Each record below is to be set down again precisely.

Start of Block

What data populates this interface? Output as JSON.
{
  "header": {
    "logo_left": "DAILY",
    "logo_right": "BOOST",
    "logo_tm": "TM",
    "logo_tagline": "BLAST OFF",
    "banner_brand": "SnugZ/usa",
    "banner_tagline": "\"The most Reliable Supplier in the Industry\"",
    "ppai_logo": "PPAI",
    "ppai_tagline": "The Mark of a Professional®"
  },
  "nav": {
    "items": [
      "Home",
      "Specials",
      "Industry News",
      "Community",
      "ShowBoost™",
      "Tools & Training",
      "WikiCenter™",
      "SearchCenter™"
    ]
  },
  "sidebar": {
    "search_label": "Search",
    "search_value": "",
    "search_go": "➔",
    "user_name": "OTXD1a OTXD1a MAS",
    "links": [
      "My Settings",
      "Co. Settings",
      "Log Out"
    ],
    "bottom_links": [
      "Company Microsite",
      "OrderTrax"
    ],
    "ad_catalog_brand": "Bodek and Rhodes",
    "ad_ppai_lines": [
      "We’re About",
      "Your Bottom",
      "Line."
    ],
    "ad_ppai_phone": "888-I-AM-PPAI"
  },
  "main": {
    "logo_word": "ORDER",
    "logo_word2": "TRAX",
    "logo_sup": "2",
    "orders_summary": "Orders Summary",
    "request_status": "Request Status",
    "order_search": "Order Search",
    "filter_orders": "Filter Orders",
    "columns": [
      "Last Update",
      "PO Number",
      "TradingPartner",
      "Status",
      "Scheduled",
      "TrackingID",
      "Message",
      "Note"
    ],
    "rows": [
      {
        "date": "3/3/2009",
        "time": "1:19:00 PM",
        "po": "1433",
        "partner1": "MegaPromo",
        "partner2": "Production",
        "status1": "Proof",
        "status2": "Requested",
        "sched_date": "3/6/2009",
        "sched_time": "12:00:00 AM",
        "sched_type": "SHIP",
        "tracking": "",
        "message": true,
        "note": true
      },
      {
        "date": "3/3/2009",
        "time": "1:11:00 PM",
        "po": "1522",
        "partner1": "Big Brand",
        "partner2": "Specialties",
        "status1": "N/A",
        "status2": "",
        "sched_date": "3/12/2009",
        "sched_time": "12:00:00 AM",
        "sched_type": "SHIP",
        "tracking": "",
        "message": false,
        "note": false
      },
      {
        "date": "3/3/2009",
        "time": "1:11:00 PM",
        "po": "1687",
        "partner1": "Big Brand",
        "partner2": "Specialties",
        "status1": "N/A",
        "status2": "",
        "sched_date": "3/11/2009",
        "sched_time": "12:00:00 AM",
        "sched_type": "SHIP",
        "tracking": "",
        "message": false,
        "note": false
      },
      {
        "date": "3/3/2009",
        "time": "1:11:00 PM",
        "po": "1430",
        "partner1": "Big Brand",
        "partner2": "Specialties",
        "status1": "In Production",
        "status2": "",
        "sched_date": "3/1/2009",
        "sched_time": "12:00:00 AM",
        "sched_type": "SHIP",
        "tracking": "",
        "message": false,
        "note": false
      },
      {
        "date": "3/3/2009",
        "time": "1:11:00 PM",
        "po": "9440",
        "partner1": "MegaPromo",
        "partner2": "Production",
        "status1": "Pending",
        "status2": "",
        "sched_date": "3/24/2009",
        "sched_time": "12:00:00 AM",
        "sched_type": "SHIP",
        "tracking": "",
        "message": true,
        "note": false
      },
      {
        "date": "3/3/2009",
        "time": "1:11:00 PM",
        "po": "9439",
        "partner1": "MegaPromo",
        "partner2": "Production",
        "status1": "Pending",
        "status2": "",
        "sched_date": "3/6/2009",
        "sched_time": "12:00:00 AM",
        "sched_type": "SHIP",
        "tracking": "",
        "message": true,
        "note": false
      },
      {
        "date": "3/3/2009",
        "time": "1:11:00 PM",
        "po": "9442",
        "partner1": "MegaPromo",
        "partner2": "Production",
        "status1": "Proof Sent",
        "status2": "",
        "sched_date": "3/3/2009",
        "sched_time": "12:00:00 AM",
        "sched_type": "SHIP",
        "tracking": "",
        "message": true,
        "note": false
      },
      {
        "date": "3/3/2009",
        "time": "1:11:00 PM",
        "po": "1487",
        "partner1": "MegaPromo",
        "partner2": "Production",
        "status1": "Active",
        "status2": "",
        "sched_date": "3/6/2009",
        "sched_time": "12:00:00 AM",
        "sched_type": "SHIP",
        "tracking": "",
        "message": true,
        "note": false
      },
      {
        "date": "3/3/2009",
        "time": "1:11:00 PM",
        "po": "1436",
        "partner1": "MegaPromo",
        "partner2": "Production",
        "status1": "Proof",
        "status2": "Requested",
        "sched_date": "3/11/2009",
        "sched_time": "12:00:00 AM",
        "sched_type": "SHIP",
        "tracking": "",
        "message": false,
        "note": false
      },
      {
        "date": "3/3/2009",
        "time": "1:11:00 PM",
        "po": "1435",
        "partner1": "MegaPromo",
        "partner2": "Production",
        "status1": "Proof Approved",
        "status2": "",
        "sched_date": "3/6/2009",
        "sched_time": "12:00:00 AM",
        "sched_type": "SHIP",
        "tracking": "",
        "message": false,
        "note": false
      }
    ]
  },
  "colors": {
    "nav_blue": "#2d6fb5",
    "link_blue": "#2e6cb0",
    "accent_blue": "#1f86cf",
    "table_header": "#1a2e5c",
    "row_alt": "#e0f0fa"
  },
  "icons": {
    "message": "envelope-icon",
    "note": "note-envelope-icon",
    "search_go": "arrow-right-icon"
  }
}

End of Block

◆ **Finished task**:
What data populates this interface? Output as JSON.
{
  "header": {
    "logo_left": "DAILY",
    "logo_right": "BOOST",
    "logo_tm": "TM",
    "logo_tagline": "BLAST OFF",
    "banner_brand": "SnugZ/usa",
    "banner_tagline": "\"The most Reliable Supplier in the Industry\"",
    "ppai_logo": "PPAI",
    "ppai_tagline": "The Mark of a Professional®"
  },
  "nav": {
    "items": [
      "Home",
      "Specials",
      "Industry News",
      "Community",
      "ShowBoost™",
      "Tools & Training",
      "WikiCenter™",
      "SearchCenter™"
    ]
  },
  "sidebar": {
    "search_label": "Search",
    "search_value": "",
    "search_go": "➔",
    "user_name": "OTXD1a OTXD1a MAS",
    "links": [
      "My Settings",
      "Co. Settings",
      "Log Out"
    ],
    "bottom_links": [
      "Company Microsite",
      "OrderTrax"
    ],
    "ad_catalog_brand": "Bodek and Rhodes",
    "ad_ppai_lines": [
      "We’re About",
      "Your Bottom",
      "Line."
    ],
    "ad_ppai_phone": "888-I-AM-PPAI"
  },
  "main": {
    "logo_word": "ORDER",
    "logo_word2": "TRAX",
    "logo_sup": "2",
    "orders_summary": "Orders Summary",
    "request_status": "Request Status",
    "order_search": "Order Search",
    "filter_orders": "Filter Orders",
    "columns": [
      "Last Update",
      "PO Number",
      "TradingPartner",
      "Status",
      "Scheduled",
      "TrackingID",
      "Message",
      "Note"
    ],
    "rows": [
      {
        "date": "3/3/2009",
        "time": "1:19:00 PM",
        "po": "1433",
        "partner1": "MegaPromo",
        "partner2": "Production",
        "status1": "Proof",
        "status2": "Requested",
        "sched_date": "3/6/2009",
        "sched_time": "12:00:00 AM",
        "sched_type": "SHIP",
        "tracking": "",
        "message": true,
        "note": true
      },
      {
        "date": "3/3/2009",
        "time": "1:11:00 PM",
        "po": "1522",
        "partner1": "Big Brand",
        "partner2": "Specialties",
        "status1": "N/A",
        "status2": "",
        "sched_date": "3/12/2009",
        "sched_time": "12:00:00 AM",
        "sched_type": "SHIP",
        "tracking": "",
        "message": false,
        "note": false
      },
      {
        "date": "3/3/2009",
        "time": "1:11:00 PM",
        "po": "1687",
        "partner1": "Big Brand",
        "partner2": "Specialties",
        "status1": "N/A",
        "status2": "",
        "sched_date": "3/11/2009",
        "sched_time": "12:00:00 AM",
        "sched_type": "SHIP",
        "tracking": "",
        "message": false,
        "note": false
      },
      {
        "date": "3/3/2009",
        "time": "1:11:00 PM",
        "po": "1430",
        "partner1": "Big Brand",
        "partner2": "Specialties",
        "status1": "In Production",
        "status2": "",
        "sched_date": "3/1/2009",
        "sched_time": "12:00:00 AM",
        "sched_type": "SHIP",
        "tracking": "",
        "message": false,
        "note": false
      },
      {
        "date": "3/3/2009",
        "time": "1:11:00 PM",
        "po": "9440",
        "partner1": "MegaPromo",
        "partner2": "Production",
        "status1": "Pending",
        "status2": "",
        "sched_date": "3/24/2009",
        "sched_time": "12:00:00 AM",
        "sched_type": "SHIP",
        "tracking": "",
        "message": true,
        "note": false
      },
      {
        "date": "3/3/2009",
        "time": "1:11:00 PM",
        "po": "9439",
        "partner1": "MegaPromo",
        "partner2": "Production",
        "status1": "Pending",
        "status2": "",
        "sched_date": "3/6/2009",
        "sched_time": "12:00:00 AM",
        "sched_type": "SHIP",
        "tracking": "",
        "message": true,
        "note": false
      },
      {
        "date": "3/3/2009",
        "time": "1:11:00 PM",
        "po": "9442",
        "partner1": "MegaPromo",
        "partner2": "Production",
        "status1": "Proof Sent",
        "status2": "",
        "sched_date": "3/3/2009",
        "sched_time": "12:00:00 AM",
        "sched_type": "SHIP",
        "tracking": "",
        "message": true,
        "note": false
      },
      {
        "date": "3/3/2009",
        "time": "1:11:00 PM",
        "po": "1487",
        "partner1": "MegaPromo",
        "partner2": "Production",
        "status1": "Active",
        "status2": "",
        "sched_date": "3/6/2009",
        "sched_time": "12:00:00 AM",
        "sched_type": "SHIP",
        "tracking": "",
        "message": true,
        "note": false
      },
      {
        "date": "3/3/2009",
        "time": "1:11:00 PM",
        "po": "1436",
        "partner1": "MegaPromo",
        "partner2": "Production",
        "status1": "Proof",
        "status2": "Requested",
        "sched_date": "3/11/2009",
        "sched_time": "12:00:00 AM",
        "sched_type": "SHIP",
        "tracking": "",
        "message": false,
        "note": false
      },
      {
        "date": "3/3/2009",
        "time": "1:11:00 PM",
        "po": "1435",
        "partner1": "MegaPromo",
        "partner2": "Production",
        "status1": "Proof Approved",
        "status2": "",
        "sched_date": "3/6/2009",
        "sched_time": "12:00:00 AM",
        "sched_type": "SHIP",
        "tracking": "",
        "message": false,
        "note": false
      }
    ]
  },
  "colors": {
    "nav_blue": "#2d6fb5",
    "link_blue": "#2e6cb0",
    "accent_blue": "#1f86cf",
    "table_header": "#1a2e5c",
    "row_alt": "#e0f0fa"
  },
  "icons": {
    "message": "envelope-icon",
    "note": "note-envelope-icon",
    "search_go": "arrow-right-icon"
  }
}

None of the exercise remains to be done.